It might be state-of-the-art offices, great location, incredible staff satisfaction, any awards you’ve won, new contracts you’ve secured, reputation/history, etc.

Every company has a story to tell – your job is to find the one that keeps the reader nodding.

Additional Key Word Optimisation

To understand this, you need to understand how a job board search engine works.

If your target candidate searches for ‘Sales Manager’ jobs in ‘Birmingham’, the job board will look for the most relevant jobs that match the criteria.

Now one of the ways it judges relevancy is the number of contextual mentions of the exact term that’s been searched.

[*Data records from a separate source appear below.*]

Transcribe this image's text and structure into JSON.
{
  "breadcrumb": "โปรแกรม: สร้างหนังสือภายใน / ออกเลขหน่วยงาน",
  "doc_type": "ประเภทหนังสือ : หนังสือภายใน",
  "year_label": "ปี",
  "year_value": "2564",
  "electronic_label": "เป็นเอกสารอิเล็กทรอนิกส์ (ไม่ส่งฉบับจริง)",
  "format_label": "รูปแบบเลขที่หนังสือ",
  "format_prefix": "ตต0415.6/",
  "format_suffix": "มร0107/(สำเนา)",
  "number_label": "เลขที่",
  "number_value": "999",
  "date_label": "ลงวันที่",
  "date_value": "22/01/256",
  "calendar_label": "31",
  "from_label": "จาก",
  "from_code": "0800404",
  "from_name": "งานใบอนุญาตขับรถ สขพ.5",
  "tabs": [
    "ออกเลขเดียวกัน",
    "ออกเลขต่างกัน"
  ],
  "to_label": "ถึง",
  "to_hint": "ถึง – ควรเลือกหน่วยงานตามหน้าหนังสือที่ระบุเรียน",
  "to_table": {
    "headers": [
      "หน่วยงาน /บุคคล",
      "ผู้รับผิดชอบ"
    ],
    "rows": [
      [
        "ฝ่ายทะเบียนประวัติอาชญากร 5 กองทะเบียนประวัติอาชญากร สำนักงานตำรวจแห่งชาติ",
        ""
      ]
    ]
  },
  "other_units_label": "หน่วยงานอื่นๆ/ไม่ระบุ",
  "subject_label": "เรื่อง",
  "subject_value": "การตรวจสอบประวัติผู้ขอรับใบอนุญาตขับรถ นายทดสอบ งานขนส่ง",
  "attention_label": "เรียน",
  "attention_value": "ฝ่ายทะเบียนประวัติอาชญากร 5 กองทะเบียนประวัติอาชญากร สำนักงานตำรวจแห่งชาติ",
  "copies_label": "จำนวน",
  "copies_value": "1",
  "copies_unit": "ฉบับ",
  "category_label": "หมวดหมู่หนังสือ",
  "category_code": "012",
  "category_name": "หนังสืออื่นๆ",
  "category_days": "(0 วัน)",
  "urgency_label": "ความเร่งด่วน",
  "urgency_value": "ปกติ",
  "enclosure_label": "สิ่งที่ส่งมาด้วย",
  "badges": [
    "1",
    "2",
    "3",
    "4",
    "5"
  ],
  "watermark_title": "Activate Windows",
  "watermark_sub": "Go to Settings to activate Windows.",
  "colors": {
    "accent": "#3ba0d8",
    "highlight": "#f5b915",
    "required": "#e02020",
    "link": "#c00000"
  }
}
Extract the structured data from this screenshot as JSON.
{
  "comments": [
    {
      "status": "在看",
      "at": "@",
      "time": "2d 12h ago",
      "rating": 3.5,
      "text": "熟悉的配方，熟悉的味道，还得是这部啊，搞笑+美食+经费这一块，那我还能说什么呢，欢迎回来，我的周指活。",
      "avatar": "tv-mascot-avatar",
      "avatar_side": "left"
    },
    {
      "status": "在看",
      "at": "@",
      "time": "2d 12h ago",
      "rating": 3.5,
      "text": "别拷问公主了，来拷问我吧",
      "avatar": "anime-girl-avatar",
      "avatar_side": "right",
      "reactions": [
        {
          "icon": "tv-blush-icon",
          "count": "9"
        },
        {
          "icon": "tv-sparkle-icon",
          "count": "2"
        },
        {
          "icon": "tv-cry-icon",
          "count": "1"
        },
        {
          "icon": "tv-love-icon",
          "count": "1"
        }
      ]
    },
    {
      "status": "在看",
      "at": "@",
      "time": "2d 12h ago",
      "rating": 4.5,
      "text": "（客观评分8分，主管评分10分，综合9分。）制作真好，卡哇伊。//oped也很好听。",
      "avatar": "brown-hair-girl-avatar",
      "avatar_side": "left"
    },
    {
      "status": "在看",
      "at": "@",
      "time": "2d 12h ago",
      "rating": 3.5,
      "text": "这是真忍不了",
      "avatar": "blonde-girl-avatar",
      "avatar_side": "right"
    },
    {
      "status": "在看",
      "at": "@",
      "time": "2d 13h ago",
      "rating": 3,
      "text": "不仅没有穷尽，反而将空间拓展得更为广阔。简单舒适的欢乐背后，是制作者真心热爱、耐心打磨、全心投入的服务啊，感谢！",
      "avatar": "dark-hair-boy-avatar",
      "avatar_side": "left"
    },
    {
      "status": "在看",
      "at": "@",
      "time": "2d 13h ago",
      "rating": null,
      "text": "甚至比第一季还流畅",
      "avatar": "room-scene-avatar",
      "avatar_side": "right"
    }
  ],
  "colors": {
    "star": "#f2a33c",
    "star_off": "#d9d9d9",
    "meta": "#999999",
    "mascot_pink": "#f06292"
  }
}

Please Note: Contextual. The algorithms that power job boards will penalise repeated mentions of the same keywords

So, one really neat trick is to liberally sprinkle several mentions of your targeted job title throughout your job description text.

This takes some practice, but once you get the knack you’ll be surprised how naturally you can shoe-horn the job title in.

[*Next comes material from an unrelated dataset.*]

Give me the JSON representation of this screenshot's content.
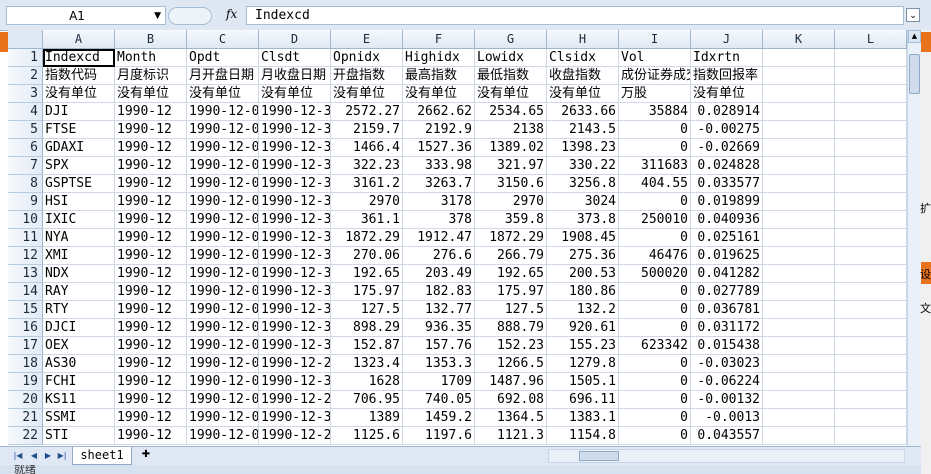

Ideally, you don’t really want more than 4-5 mentions of the targeted job titles.

The Hook/Call-to-Action

So you’ve built a brilliant advert that is going to get your ideal hire excited about the prospect of joining your business.

All that’s left now is to use an old marketing trick to add a sense of urgency and to prompt the action of applying.

You’d be amazed at the difference just using the words “Apply Now” at the end of your advert will have.

Some years back we ran an experiment and we saw a 21.73% increase in applications just by including a similar call-to-action at the end of the advert.

There are loads of alternatives you can use – just make sure you use one of them. Some examples include:

“Interested? Then send us your CV now and we’ll consider you for the first round of interviews.”

“So if you want to join the UK’s best food service company, get in touch today and apply now.”

“So you think you’ve got what it takes? Send us your CV now before someone else gets the job.”

Other Job Titles

Another way to try and capture more traffic is to mention other job titles that your target candidates might be searching for.

So in this instance, a Sales Manager might search for a ‘Business Development Manager’ role – so that could be worth including.

How can you do that?

Well, we tend to include a short line at the bottom of the job advert saying something like:

Well, we tend to include a short line at the bottom of the advert saying something like:

“This job could be suitable for people with a background in the following roles:”

Then we list the job titles that are potentially relevant to the ideal hire’s job search.

Again, this will take some lateral thinking, and it’s really important not to list off hundreds of potential job titles.

Because that will be considered ‘spammy’ by the job boards, and it could mean that your advert gets penalised, so keep it to 4 or 5.

Also, from a user perspective, having a long list of job titles just looks a bit weird, so bear that in mind.

AdBuilder takes care of all of the above when creating your job adverts.

It removes any thinking you have to do by producing adverts that are fully optimised to rank highly on job boards’ search engines, and to be written in a way to entice the reader to click the apply button.